Therefore scaling up the use of Mobile VRS in the remaining 54 local governments and introducing it to the approximately 200 Health center IVs which were gazetted as birth registration districts at the end of 2014, would provide a significant opportunity to increase the birth registration rates for all children including the under 5s, for a target of at least 90% registration has been set in the GOU-UNICEF Country Programme results of 2016 to 2020.
The design of the Mobile VRS system emphasizes cost effectiveness and long term sustainability. By building a system that leverages very high ownership rates of the most basic mobile phone handsets by designated “Notifiers,” initial investments significantly decreased and concerns about the replacement of old, lost or stolen phones are significantly decreased. UNICEF also supported URSB to acquire a single USSD code number 280 for Mobile VRS, which enables notifiers across different telecommunication networks (MTN, Uganda Telecom and Airtel) to use the same code over their respective sim-cards thereby cutting out the need to purchase and distribute mobile phones to notifiers.
The initial costs of setting up this system (hardware and software development, training, and initial system monitoring) is where the bulk of the investment lies. Recurrent, or ongoing costs, should be quite modest compared to the results achieved. The recurrent per transaction costs of capturing, digitizing and transferring the birth registration records is estimated at about only US$0.5 for every birth or death entered into the system.
The budget estimate is based on observed investment costs while supporting strengthening of the capacities of registrars in 58 districts and 135 hospitals that are already using Mobile VRS to register births. This budget will over technical support to government on birth registration, capacity development for staff and procurement and distribution of ICT equipment (Computer, printer, internet modem, data) to the remaining 54 districts and over 200 Health Center IVs to which Mobile VRS will be introduced, overall system strengthening, travel and administrative costs.

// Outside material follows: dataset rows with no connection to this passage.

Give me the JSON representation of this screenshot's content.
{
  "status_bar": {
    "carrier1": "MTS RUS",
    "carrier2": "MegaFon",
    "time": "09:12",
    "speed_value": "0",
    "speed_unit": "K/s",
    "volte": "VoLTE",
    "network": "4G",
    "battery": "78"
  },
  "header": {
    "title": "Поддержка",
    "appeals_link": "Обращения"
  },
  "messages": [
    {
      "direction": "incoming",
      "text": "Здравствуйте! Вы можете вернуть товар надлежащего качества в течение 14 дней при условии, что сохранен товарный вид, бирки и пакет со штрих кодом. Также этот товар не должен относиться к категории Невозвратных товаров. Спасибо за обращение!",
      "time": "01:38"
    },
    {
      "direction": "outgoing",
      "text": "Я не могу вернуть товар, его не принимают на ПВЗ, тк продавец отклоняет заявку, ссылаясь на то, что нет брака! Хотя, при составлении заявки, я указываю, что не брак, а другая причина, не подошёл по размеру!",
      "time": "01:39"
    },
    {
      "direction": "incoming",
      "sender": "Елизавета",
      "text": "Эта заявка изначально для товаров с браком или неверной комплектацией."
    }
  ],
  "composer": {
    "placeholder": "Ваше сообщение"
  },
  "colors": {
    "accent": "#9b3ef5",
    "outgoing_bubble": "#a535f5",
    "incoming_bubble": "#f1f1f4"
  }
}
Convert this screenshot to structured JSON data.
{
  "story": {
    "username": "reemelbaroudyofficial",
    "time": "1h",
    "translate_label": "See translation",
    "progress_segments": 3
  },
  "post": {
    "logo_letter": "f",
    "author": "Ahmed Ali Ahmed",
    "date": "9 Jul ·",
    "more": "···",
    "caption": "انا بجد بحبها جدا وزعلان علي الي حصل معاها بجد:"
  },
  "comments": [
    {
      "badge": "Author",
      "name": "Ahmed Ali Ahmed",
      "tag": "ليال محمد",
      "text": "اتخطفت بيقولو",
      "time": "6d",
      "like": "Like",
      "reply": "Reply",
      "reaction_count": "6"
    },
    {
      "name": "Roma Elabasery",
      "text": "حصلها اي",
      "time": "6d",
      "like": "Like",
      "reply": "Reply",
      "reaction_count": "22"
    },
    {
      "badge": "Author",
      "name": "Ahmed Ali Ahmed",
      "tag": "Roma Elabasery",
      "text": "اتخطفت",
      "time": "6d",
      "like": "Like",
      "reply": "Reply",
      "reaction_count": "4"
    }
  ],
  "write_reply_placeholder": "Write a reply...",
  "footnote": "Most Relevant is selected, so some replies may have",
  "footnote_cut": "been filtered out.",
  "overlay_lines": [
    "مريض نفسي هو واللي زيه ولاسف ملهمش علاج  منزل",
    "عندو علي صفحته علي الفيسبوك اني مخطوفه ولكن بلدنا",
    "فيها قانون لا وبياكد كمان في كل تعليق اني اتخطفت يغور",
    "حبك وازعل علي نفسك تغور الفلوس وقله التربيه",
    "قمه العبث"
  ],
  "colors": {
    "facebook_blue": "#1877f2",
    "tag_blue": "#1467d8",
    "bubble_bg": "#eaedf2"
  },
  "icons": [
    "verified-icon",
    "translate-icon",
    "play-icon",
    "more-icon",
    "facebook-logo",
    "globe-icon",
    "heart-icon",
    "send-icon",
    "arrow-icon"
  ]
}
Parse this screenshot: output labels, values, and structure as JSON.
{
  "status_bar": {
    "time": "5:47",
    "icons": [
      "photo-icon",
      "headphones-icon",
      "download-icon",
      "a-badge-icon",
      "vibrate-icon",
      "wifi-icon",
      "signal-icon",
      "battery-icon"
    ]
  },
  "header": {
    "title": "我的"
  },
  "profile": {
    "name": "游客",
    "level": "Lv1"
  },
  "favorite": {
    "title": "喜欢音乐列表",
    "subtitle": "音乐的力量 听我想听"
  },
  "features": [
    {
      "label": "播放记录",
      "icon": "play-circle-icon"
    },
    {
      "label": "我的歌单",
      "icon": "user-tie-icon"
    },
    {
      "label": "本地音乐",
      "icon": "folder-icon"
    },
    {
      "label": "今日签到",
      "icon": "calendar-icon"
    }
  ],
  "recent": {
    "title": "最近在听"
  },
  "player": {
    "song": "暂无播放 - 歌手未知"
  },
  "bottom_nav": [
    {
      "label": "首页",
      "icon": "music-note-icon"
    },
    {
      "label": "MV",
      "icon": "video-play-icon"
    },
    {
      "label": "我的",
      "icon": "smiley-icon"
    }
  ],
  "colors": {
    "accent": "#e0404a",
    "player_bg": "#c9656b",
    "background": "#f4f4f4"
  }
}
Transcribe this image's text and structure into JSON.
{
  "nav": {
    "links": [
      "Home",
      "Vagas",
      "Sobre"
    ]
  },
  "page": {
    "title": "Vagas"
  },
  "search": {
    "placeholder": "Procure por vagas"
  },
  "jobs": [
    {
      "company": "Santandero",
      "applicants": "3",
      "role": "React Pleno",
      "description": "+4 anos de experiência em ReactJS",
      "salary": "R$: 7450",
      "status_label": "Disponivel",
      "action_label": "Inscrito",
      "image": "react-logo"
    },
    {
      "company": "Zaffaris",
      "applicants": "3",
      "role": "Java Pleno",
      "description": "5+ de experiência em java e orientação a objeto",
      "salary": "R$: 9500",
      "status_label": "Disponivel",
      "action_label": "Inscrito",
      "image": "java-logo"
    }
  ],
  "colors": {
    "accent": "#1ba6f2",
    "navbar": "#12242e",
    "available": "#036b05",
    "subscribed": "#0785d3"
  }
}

Funds from UNICEF core resources will be used to support policy development and legislative reforms, social mobilization for improved public awareness about the importance of birth registration, advocacy work with parliamentarians for increased government funding, as well as contribute to building and strengthening the capacity of URSB to plan, coordinate and give oversight to the entire national birth and death registration exercise.